Imagine the pain of tiptoeing around the house with the burden of someone else’s well-being tied to your own existence. Exiled in your own home, afraid to show your face for fear of making someone sneeze a little bit. That’s no way to live. However, subtly planting bottles of Benadryl around the house — that’s forgivable.
The All-the-Feels Freshman
They just came home from their first semester at college and are a smorgasbord of adolescent emotions. But no one else understands — no one, except your not-so-bald little Dr. Phil. So as you sit and meditate on all the places you’d rather be during “Grace,” this freshman is hiding in the bathroom crying all over your cat over their casual-fling-gone-wrong Instagram history. Even if they qualify as an emotional support animal, they’re not a therapist. Though, there is one emotion every college student shares, and that is the desire to black out.

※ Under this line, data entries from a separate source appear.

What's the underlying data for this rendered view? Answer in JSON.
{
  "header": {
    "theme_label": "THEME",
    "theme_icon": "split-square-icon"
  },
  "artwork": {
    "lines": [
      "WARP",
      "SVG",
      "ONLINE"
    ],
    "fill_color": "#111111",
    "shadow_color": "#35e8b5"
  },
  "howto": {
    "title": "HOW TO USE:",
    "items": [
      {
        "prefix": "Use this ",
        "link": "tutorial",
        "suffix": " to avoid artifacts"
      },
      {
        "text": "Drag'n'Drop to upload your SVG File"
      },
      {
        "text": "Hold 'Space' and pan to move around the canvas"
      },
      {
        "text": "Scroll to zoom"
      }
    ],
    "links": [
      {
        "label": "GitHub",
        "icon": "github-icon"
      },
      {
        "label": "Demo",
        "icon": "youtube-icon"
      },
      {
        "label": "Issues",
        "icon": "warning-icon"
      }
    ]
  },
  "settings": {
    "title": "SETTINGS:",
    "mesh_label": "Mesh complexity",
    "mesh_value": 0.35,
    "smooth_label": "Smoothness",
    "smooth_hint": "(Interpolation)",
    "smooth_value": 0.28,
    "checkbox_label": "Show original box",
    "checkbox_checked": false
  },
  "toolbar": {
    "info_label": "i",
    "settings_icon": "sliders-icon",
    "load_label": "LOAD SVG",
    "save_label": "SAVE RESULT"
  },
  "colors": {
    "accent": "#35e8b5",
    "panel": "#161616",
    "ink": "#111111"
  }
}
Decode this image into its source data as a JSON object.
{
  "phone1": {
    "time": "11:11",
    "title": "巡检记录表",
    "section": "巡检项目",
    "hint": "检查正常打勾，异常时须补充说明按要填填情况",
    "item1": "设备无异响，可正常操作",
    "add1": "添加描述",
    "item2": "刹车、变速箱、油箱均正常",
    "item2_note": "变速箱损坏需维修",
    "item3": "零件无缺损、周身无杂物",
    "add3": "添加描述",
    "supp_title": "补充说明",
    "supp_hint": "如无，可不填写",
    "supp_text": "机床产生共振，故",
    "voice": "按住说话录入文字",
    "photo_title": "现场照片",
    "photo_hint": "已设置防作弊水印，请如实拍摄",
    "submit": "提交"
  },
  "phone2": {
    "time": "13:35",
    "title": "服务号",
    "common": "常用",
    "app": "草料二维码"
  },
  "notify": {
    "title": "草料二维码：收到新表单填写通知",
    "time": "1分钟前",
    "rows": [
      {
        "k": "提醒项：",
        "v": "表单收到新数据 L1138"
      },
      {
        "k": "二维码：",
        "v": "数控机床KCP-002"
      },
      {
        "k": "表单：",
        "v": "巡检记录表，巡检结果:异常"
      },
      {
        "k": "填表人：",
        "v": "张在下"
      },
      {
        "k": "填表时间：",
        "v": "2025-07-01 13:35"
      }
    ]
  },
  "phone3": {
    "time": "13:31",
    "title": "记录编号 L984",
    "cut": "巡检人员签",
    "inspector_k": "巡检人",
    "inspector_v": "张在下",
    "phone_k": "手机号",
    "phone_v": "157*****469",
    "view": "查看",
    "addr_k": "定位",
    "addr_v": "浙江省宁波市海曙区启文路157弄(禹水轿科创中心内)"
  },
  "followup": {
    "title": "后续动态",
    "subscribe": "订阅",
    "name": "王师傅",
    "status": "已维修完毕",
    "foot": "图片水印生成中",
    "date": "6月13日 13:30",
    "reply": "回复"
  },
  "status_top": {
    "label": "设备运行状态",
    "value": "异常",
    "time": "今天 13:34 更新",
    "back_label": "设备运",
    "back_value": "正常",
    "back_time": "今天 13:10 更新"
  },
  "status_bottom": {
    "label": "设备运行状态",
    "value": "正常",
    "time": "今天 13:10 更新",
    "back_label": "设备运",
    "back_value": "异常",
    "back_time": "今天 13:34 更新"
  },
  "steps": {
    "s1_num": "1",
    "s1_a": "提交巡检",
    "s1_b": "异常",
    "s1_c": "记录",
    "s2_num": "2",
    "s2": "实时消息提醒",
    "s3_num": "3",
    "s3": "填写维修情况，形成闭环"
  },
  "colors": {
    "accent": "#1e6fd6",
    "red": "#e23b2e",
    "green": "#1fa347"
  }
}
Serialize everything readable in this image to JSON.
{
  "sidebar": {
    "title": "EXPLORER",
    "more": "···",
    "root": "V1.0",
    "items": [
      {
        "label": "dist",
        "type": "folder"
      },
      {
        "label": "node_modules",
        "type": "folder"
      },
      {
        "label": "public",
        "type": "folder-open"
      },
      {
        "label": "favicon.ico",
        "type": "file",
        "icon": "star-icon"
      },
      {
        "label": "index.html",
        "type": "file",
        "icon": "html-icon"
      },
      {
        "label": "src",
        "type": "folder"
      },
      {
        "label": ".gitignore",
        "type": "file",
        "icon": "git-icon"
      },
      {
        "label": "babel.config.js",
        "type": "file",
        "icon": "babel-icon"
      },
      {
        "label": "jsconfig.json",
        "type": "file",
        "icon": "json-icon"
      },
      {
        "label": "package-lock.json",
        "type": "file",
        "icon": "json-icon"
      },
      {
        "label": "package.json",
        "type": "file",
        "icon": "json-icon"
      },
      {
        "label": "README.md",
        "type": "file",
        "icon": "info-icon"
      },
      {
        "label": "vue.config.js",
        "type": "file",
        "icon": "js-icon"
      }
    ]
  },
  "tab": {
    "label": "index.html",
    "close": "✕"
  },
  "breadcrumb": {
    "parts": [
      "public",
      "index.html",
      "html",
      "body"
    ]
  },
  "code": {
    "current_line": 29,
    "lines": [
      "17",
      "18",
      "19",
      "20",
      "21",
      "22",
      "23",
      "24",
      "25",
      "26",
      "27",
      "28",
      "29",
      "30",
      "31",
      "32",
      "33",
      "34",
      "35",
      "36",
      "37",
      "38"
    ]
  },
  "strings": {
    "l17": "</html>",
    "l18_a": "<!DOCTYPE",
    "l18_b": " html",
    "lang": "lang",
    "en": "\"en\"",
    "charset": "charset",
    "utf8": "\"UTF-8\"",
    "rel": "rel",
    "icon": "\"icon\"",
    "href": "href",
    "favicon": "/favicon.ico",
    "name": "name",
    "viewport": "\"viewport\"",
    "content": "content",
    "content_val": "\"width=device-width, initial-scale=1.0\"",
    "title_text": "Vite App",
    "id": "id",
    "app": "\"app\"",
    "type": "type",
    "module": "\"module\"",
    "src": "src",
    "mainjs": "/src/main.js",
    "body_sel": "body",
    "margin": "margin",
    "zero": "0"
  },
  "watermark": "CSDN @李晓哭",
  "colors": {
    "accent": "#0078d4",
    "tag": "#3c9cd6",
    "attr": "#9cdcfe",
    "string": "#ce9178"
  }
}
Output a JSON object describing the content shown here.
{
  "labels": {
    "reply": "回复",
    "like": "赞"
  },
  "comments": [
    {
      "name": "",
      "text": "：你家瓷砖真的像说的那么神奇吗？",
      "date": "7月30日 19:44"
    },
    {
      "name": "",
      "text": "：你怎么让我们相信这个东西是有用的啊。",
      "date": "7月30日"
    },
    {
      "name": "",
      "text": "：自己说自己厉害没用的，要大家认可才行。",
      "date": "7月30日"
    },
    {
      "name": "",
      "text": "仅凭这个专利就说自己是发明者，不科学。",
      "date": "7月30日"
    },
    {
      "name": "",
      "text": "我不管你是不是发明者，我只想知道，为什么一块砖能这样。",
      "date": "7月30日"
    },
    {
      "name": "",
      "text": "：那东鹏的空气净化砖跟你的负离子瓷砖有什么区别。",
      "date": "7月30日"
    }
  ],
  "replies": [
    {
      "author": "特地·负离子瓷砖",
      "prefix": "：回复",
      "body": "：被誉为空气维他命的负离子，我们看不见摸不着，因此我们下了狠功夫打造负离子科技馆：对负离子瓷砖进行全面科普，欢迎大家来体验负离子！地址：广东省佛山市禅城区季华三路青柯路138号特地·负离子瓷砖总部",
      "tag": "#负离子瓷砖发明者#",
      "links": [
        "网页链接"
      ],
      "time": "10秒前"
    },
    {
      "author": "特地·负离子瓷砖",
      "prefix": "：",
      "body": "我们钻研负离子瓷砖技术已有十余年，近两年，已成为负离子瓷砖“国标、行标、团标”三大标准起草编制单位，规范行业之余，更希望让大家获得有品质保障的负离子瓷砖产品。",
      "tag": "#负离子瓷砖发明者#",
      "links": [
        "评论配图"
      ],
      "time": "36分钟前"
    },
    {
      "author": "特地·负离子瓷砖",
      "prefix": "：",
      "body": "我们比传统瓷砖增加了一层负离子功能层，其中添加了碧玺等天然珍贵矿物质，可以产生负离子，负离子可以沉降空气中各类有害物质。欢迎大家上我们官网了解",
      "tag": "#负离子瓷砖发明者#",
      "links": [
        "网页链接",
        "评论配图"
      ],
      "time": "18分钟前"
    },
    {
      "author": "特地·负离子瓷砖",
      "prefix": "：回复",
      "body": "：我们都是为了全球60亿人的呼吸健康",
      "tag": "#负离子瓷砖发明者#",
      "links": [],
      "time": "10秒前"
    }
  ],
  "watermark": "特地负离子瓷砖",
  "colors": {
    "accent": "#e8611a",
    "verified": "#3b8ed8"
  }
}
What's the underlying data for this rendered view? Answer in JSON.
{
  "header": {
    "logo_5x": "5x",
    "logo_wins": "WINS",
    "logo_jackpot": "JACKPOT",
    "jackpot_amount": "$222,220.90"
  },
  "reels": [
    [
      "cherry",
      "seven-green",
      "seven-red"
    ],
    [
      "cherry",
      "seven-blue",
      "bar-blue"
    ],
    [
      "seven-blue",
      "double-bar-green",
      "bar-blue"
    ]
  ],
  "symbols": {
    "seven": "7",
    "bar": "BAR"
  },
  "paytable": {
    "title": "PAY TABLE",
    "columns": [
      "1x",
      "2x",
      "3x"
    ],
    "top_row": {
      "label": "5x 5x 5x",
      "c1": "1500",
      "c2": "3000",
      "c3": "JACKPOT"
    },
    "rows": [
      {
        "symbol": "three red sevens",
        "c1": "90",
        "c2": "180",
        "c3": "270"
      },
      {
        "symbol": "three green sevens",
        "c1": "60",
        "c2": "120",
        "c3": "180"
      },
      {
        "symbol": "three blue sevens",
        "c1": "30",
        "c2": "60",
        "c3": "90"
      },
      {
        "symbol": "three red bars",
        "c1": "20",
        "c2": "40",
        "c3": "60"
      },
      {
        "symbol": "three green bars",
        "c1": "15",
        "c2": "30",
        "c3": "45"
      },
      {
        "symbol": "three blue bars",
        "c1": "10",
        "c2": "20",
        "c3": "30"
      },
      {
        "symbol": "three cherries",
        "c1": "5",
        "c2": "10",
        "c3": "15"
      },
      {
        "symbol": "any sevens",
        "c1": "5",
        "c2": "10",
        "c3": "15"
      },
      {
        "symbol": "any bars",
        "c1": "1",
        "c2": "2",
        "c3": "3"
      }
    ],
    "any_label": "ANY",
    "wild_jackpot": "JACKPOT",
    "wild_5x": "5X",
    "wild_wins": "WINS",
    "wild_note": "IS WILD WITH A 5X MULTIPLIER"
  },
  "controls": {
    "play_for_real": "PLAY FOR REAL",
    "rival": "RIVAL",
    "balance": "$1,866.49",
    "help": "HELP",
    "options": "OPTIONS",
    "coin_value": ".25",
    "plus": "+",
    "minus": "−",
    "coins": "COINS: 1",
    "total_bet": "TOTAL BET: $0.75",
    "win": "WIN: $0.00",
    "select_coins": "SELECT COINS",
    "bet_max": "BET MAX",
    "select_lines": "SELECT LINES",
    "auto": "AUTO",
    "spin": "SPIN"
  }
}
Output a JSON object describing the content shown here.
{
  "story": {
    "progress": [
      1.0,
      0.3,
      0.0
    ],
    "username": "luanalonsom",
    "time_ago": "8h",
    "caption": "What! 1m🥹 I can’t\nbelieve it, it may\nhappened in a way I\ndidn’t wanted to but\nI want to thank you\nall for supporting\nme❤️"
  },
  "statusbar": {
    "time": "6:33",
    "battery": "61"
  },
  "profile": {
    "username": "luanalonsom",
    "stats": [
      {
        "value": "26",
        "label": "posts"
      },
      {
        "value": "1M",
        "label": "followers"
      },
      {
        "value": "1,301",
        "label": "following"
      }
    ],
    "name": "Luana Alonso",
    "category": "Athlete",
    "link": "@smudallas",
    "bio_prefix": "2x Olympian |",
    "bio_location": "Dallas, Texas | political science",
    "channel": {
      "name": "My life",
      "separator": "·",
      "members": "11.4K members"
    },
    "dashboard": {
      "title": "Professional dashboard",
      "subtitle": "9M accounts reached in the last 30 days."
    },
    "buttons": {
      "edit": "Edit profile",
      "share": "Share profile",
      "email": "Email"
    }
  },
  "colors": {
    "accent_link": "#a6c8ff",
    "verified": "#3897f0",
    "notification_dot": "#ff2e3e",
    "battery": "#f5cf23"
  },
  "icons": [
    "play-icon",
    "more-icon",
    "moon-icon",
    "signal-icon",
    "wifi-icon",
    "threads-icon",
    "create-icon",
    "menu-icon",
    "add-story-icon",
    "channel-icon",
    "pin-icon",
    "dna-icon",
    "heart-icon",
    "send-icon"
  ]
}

Quickly redirect them towards your drunk aunt and those two will occupy themselves with a fidget spinner rave for hours.
The Cousin Who Chews with Their Mouth Open
Did you know that a dog’s sense of hearing is about four times stronger than ours? Given that, if you’re being bothered by someone chewing with their mouth open at the table, consider how it would feel to listen to all those chomps and slurps through two Dolby Surround Sound speakers duct-taped to each side of your head. This is a challenging problem to confront. The only option is seating them as far away from your pet’s domain as possible. And, for the love of god, keep them away from the sweet-potato casserole.
The Late Arrival
Showing up late equals staying late, which adds up to increased tension for your pet. It’s their least favorite math equation that nearly guarantees prolonging that moment of zen when the last guest walks out the door. As someone who comes from a long line of leisurely Irish folks, I can tell you with confidence that the best course of action here is lying. Tell those prone to tardiness that the party starts two hours early — this way they’ll only be a few minutes late.
The Early Arrival
Alternatively, Aunt Edna showing up two hours early while you’re still in a bathrobe can only result in one of two things: Too many cooks in the kitchen (but you’re too savvy to let that happen. Or, your pet stepping up and entertaining as you scramble to finish prepping. It’s going to be the latter, so thank them in advance for taking one for the team. For this, simply flip the strategy above and tell them that dinner is a couple of hours later than it is.
There is but one saving grace in these large holiday events for your pet: unattended or disregarded leftovers. Just as your mother would tell you that tossing perfectly edible food away is disrespectful to those starving across the world, securing all the table’s leftovers is disrespectful towards those suffering across the room all day long. Luckily, there’s a simple solution — save some pet-safe goodies (turkey meat (no cooked bones), sweet potato, green beans) for your pet. Show them their pain was not in vain.
Even if your Thanksgiving is a disaster…and let’s be honest it won’t be… because even grandma can bake another pecan pie, it is not too early to get a jump start on training your dog for all the Christmas festivities. Give us a call at Alaska Dog Works or find a trainer in your area for help.
Before we end the show, let’s press pause for a sec…maybe ask yourself, why did this resonate with me? What aspect of my relationship with my K9 buddy could I apply this to? And what am I going to do differently this week to make my dog’s training a little easier? So, take time to mull it over, talk it out with a family member or trusted friend, put some ideas down in your training journal, and then check back next week for our next episode.
And, as always, I look forward to hearing your thoughts on this episode. So, reach out and D.M. me over on Instagram at firstpawmedia, and let’s spark a conversation. Until then, keep going! You are doing great! It is time to create the relationship with your dog that you always dreamed of.
Thanks for listening to Dog works radio. Find the show notes for this episode and all others at Alaska dog works (dot)com. Know someone in your life who need help with their dog’s training? Be a hero and share our podcast with them, and we will see you next time.